Newly digitised tables from the Census of Ireland 1911 identified Meath as the wealthiest county at that time with a valuation per person of £8 10s 2d (£8.51) (See Table 2.1).
The poorest county was Mayo with a valuation per person of £1 13s 7d (£1.68) (See Table 2.1).
Culmullin in Dunshaughlin, Co. Meath was the District Electoral Division (DED) with the highest valuation per person of £20 19s 5d (£20.97) (See Table 2.2).
Annagary in Glenties, Donegal was the DED with the lowest valuation per person of 4s 7d (£0.23) (See Table 2.3).
The Central Statistics Office (CSO) has today (11 April 2023) issued Stories from Census 1911: Wealth and Poverty.
Commenting on the publication, Eimear Crowley, CSO Statistician, said: “The CSO has today published data from the Census of Ireland, 1911. Table VI from The Census of Ireland, 1911 is now available on the CSO’s PxStat database. There are many stories hidden in this data and this release looks at valuation per person as an indicator of wealth in 1911. This data could also be used to look at population density, construction levels, and other demographic change factors.

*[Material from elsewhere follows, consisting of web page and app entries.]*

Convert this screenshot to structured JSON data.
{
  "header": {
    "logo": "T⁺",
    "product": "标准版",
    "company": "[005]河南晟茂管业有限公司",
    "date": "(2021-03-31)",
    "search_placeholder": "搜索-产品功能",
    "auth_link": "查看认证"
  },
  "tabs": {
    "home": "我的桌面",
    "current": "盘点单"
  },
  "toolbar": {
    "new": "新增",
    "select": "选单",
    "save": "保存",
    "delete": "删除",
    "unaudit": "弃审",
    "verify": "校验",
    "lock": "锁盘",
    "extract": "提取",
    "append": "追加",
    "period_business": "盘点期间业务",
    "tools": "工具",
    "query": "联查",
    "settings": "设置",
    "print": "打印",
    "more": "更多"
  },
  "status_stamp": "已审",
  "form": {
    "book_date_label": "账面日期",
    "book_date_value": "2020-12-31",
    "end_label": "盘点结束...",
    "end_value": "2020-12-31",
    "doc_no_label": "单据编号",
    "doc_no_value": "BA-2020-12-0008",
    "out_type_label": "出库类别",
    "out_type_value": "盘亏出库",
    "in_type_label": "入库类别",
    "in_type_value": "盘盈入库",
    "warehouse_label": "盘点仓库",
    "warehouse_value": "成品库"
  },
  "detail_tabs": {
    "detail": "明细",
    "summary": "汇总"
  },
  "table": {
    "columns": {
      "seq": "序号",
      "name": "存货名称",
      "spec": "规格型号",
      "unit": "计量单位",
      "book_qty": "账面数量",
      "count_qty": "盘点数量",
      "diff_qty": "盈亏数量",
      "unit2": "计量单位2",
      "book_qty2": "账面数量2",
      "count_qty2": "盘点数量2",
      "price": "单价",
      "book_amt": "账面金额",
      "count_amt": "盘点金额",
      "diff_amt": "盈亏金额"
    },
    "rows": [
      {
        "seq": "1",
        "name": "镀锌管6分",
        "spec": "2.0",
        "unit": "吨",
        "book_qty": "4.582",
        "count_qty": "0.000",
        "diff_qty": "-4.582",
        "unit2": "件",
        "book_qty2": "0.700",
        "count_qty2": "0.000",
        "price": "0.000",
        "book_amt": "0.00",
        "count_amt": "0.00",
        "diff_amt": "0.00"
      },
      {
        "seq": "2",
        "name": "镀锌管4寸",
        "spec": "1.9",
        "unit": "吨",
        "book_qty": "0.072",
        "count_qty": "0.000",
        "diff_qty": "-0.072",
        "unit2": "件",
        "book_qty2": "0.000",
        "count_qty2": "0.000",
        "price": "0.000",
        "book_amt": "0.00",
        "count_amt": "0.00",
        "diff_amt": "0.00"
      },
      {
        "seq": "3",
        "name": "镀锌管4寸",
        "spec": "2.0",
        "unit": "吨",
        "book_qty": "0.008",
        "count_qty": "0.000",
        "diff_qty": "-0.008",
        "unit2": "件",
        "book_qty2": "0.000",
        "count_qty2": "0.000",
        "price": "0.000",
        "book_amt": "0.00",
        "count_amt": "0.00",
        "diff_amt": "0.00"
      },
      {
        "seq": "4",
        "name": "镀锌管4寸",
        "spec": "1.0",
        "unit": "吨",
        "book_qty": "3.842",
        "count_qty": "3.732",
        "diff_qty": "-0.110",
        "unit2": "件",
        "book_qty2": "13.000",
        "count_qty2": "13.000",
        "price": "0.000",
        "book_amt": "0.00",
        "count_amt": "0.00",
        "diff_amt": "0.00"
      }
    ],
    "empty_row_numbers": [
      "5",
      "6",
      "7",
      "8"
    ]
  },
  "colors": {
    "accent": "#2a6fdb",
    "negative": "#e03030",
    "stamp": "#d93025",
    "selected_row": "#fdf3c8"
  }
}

Today’s release is part of the CSO’s Historical Statistics Recovery (HSR) initiative which began in 2022 and aims to recover and make high value statistics contained in Irish historical statistical publications accessible to all. This initiative is driven by volunteers within the CSO who are committed to ensuring this valuable information will be made available to all over time. Making the data available online allows historical statistics to be preserved in an electronic format as well as aiding the discovery of new insights into our past.
The Census of Ireland, 1911 is the first publication in this initiative where a selection of tables has been digitised. We were able to use population and valuation statistics published in The Census of Ireland, 1911 to gain insights into wealth and poverty in the country at that time. It was notable that poverty along the western seaboard was more acute when compared with the rest of the country, and particularly, when compared with counties in Leinster.
When looking at wealth and poverty in Ireland in 1911 it was found that nine of the top ten wealthiest counties in 1911 were in Leinster and seven of the ten poorest counties were towards the West of the country. Eight of the top twenty wealthiest District Electoral Divisions (DEDs) were in Meath alone, while eight of the twenty poorest DEDs were in Donegal.
Table VI, which this release is based on, provides statistics for different geographical divisions by area in 1911, by housing, and population in 1891, 1901, and 1911 along with general valuation of land and buildings in 1911. This table provides data for all counties, urban/rural districts, and DEDs. The interactive online statistical tables can be accessed on PxStat.
In developing this release the CSO have worked with colleagues in the Northern Ireland Statistics and Research Agency (NISRA) who are responsible for the Census in Northern Ireland.
The release also provides information for anyone who wants to create their own customised data tables or investigate the 1911 census forms for themselves. A video on how to search the data tables is available to help you find your story from 1911."
This release marks the publication on PxStat of the first detailed statistical table from Census of Ireland, 1911 – Table VI. The table explores Area, Housing, Population and Valuations down to District Electoral Division (DED) level. The Census reports used the valuations (land and buildings) which were maintained by the Valuation office for tax purposes – they were not collected on the Census form. More information on valuations can be found in the Background Notes.
The story selected for this release is the distribution of wealth across Ireland in 1911. An indicator of wealth for a geographical area, valuation per person, was obtained by dividing the valuation for the area by the population in the area.
The release strives to remain true to the original publication in as far as possible. For example, place names and monetary denominations from the original publication were retained, with occasional decimalisation of pounds, shillings, and pennies for ease of reading. Internal inconsistencies in the original data tables are also retained rather than corrected.
In developing this release the CSO have worked with colleagues in the Northern Ireland Statistics and Research Agency (NISRA) who are responsible for the Census in Northern Ireland. The Census of Ireland, 1911 was conducted throughout the Island of Ireland.
Ireland in 1911 was very different to Ireland today. To find out more about what Ireland was like then see Life in 1916 Ireland.
The interactive online statistical tables can be accessed on PxStat.
The original Census reports from 1911 have been scanned (with text indexed) and available to download.
This release is part of the Historical Statistics Recovery (HSR) initiative which commenced in 2022. The HSR aims to bring back to life the valuable statistical information hidden away in historical publications. Publishing these statistics on the CSO online database PxStat will make them easily accessible for everyone.